#### Problem to work on:
What is needed is a faithful copy of all the records.

------ Input for this task

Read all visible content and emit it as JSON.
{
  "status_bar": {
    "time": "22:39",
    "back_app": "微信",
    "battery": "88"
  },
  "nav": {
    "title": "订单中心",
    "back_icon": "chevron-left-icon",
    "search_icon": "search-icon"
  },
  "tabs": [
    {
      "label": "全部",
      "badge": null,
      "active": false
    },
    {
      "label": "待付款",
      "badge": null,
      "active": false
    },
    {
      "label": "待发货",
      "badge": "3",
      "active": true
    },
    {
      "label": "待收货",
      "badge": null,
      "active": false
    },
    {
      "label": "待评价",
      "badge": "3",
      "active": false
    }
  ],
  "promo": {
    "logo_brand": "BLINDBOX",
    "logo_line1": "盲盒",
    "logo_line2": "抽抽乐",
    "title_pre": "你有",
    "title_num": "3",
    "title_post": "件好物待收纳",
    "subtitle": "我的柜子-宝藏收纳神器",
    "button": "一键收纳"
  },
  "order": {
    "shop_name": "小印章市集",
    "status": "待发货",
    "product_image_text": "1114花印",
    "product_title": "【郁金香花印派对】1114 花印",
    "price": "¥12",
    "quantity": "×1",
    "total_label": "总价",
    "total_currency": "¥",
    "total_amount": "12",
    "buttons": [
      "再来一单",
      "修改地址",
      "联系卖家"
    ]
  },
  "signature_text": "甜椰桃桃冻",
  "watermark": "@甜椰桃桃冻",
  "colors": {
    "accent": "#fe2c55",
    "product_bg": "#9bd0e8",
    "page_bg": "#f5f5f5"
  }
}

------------

#### Result of the exercise:
Read all visible content and emit it as JSON.
{
  "status_bar": {
    "time": "22:39",
    "back_app": "微信",
    "battery": "88"
  },
  "nav": {
    "title": "订单中心",
    "back_icon": "chevron-left-icon",
    "search_icon": "search-icon"
  },
  "tabs": [
    {
      "label": "全部",
      "badge": null,
      "active": false
    },
    {
      "label": "待付款",
      "badge": null,
      "active": false
    },
    {
      "label": "待发货",
      "badge": "3",
      "active": true
    },
    {
      "label": "待收货",
      "badge": null,
      "active": false
    },
    {
      "label": "待评价",
      "badge": "3",
      "active": false
    }
  ],
  "promo": {
    "logo_brand": "BLINDBOX",
    "logo_line1": "盲盒",
    "logo_line2": "抽抽乐",
    "title_pre": "你有",
    "title_num": "3",
    "title_post": "件好物待收纳",
    "subtitle": "我的柜子-宝藏收纳神器",
    "button": "一键收纳"
  },
  "order": {
    "shop_name": "小印章市集",
    "status": "待发货",
    "product_image_text": "1114花印",
    "product_title": "【郁金香花印派对】1114 花印",
    "price": "¥12",
    "quantity": "×1",
    "total_label": "总价",
    "total_currency": "¥",
    "total_amount": "12",
    "buttons": [
      "再来一单",
      "修改地址",
      "联系卖家"
    ]
  },
  "signature_text": "甜椰桃桃冻",
  "watermark": "@甜椰桃桃冻",
  "colors": {
    "accent": "#fe2c55",
    "product_bg": "#9bd0e8",
    "page_bg": "#f5f5f5"
  }
}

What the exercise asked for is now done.